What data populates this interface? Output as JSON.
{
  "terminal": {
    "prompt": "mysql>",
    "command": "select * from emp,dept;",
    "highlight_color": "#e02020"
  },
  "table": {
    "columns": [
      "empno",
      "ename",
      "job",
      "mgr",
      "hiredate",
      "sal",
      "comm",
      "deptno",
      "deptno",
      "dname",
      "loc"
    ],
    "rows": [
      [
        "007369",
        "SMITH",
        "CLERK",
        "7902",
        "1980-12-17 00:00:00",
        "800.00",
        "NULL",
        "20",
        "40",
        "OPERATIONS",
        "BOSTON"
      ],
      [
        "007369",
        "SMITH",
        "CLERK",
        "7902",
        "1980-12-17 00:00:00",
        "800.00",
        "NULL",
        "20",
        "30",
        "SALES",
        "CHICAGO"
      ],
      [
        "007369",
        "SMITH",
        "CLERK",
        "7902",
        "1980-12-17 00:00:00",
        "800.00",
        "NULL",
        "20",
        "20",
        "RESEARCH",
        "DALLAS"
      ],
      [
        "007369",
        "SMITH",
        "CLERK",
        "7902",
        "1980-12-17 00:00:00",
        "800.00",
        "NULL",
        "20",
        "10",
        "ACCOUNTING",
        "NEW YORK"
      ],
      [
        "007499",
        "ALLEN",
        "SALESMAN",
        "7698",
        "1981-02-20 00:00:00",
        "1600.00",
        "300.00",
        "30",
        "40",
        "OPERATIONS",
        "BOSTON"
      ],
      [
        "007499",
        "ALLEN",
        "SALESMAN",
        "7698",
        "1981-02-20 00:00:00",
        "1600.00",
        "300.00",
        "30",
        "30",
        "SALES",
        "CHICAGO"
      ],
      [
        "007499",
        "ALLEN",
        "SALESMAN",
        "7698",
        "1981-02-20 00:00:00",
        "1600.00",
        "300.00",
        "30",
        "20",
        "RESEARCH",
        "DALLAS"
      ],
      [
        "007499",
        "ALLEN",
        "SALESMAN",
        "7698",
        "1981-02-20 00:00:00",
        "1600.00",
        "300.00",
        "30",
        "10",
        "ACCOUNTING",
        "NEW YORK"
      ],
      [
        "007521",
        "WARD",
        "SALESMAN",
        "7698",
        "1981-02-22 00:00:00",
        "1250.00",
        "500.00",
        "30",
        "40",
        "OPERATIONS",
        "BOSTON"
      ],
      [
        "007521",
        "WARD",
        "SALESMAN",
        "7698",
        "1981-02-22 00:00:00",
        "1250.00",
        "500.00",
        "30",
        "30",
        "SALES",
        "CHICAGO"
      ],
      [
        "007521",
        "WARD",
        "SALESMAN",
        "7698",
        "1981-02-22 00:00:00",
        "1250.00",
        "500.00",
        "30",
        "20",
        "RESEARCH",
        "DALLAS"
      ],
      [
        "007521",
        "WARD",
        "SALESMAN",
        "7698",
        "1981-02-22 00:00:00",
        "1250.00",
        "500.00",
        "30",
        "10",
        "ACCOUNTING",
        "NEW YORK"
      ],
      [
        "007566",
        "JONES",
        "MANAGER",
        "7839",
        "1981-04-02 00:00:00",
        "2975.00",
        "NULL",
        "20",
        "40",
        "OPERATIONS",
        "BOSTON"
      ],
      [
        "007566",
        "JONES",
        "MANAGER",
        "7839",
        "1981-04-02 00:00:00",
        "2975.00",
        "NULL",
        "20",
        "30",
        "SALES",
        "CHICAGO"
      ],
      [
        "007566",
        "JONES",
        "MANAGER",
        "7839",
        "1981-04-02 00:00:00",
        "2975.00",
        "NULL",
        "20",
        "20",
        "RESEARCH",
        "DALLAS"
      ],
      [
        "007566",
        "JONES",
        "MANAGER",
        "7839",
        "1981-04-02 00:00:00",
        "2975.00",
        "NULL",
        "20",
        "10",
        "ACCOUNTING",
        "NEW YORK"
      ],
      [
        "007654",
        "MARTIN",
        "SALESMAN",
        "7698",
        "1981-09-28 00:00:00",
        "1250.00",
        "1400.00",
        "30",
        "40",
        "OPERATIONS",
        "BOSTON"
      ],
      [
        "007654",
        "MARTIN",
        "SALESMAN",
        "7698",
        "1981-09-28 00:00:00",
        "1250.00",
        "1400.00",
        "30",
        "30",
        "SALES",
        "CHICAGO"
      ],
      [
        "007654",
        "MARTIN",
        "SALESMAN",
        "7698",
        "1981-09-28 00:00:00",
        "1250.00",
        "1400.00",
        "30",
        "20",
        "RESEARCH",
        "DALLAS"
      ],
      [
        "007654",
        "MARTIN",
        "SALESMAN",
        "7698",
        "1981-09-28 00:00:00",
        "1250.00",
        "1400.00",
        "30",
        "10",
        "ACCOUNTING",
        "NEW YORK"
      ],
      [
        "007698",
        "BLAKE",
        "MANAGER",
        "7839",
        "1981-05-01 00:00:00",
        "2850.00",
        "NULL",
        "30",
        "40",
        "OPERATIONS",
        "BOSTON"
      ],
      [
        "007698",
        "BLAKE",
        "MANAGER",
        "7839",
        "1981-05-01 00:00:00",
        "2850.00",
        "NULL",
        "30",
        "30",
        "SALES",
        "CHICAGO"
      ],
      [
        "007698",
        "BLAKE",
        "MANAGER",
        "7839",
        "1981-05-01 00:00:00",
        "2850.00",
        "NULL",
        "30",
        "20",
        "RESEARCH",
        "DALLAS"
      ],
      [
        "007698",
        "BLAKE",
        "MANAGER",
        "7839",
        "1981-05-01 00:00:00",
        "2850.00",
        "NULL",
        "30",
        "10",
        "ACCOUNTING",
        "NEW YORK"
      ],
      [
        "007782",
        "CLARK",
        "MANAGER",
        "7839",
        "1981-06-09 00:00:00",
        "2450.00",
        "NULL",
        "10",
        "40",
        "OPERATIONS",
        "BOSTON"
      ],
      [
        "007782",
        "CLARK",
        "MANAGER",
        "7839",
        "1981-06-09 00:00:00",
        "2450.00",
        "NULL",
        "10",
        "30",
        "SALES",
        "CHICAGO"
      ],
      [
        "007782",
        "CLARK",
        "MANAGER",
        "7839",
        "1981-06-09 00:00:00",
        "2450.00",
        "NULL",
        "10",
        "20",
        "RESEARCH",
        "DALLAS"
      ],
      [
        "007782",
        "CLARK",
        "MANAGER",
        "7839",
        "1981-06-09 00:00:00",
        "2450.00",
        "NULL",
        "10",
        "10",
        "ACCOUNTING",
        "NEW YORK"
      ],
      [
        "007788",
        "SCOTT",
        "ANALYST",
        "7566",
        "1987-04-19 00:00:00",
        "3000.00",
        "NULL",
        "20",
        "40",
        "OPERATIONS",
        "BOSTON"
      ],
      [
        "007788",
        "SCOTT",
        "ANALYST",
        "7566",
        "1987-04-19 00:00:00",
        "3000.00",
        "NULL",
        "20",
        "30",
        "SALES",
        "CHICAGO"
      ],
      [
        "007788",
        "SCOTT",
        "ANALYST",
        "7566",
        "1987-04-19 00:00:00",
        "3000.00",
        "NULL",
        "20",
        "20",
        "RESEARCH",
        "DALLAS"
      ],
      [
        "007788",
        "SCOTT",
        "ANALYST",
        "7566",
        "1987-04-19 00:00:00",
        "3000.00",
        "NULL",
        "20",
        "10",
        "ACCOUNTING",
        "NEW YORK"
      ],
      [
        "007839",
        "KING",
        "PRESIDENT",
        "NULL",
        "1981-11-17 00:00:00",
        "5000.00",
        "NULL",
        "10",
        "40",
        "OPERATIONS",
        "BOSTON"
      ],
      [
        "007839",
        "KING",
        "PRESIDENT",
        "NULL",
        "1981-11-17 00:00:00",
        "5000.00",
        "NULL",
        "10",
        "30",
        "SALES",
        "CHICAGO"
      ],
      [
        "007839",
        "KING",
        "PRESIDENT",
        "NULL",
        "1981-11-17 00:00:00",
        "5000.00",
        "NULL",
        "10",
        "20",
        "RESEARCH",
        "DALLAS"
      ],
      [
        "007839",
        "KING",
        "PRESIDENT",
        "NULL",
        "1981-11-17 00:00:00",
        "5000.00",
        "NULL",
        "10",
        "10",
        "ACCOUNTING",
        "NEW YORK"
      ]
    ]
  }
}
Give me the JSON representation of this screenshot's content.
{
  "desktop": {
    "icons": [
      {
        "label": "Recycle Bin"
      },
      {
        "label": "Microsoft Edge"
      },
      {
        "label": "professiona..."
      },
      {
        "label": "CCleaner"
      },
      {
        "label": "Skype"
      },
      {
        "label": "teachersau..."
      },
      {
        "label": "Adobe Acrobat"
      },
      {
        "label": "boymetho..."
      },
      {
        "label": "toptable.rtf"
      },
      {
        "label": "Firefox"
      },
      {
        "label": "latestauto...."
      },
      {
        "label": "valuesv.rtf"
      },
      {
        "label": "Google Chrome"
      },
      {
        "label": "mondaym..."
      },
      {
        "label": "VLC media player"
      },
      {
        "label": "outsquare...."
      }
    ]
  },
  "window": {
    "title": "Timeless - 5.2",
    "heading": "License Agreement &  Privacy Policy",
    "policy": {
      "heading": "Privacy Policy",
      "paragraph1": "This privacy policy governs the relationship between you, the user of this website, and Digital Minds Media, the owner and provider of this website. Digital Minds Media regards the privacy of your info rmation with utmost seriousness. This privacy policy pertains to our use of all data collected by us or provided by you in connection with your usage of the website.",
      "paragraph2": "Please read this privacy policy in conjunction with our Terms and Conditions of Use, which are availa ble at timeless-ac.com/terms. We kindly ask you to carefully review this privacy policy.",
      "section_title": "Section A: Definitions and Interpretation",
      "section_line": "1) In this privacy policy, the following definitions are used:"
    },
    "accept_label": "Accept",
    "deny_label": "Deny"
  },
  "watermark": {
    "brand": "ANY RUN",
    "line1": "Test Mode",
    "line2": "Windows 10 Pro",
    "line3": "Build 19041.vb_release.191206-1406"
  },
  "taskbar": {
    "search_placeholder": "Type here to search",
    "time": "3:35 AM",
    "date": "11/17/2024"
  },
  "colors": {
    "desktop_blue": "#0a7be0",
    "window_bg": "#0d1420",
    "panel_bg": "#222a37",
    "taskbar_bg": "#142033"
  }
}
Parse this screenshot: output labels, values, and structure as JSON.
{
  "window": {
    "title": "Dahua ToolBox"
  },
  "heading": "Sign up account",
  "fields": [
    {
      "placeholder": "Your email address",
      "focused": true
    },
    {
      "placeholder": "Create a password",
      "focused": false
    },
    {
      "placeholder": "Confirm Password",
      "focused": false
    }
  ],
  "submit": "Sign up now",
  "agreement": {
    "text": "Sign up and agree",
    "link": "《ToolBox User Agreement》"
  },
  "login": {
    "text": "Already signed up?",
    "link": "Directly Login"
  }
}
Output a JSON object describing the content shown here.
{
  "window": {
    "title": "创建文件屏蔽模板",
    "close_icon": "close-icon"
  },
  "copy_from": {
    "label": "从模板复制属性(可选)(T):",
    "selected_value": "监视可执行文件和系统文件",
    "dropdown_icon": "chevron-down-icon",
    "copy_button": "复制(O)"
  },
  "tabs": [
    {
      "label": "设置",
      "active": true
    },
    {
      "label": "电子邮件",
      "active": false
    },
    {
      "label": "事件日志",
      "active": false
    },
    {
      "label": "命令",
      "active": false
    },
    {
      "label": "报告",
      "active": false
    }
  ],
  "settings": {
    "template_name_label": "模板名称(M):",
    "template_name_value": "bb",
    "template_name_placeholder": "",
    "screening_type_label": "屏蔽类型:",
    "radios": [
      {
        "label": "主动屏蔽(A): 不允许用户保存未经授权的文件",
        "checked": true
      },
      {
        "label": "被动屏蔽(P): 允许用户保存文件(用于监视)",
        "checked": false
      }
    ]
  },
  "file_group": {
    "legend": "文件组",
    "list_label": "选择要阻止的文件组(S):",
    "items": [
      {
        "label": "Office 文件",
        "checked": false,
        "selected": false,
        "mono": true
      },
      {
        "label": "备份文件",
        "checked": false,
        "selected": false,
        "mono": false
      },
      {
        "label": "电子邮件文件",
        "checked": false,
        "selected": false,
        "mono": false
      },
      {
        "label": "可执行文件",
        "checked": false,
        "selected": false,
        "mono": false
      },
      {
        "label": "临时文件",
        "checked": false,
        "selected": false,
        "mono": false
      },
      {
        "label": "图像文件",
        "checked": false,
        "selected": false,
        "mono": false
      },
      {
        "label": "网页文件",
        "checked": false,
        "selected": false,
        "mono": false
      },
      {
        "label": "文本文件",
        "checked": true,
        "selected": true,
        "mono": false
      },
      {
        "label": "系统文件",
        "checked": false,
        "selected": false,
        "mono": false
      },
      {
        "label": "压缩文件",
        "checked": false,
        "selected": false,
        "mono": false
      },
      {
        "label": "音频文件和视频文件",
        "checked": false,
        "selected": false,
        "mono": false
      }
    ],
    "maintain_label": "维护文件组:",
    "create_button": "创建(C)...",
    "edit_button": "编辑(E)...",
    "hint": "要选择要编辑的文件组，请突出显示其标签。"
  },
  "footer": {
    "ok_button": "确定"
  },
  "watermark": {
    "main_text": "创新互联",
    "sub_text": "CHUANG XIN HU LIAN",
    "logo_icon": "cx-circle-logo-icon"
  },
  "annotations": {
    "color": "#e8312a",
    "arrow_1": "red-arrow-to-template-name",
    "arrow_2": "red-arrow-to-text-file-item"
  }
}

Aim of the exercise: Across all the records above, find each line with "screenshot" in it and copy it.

Solution to this exercise:
Give me the JSON representation of this screenshot's content.
Parse this screenshot: output labels, values, and structure as JSON.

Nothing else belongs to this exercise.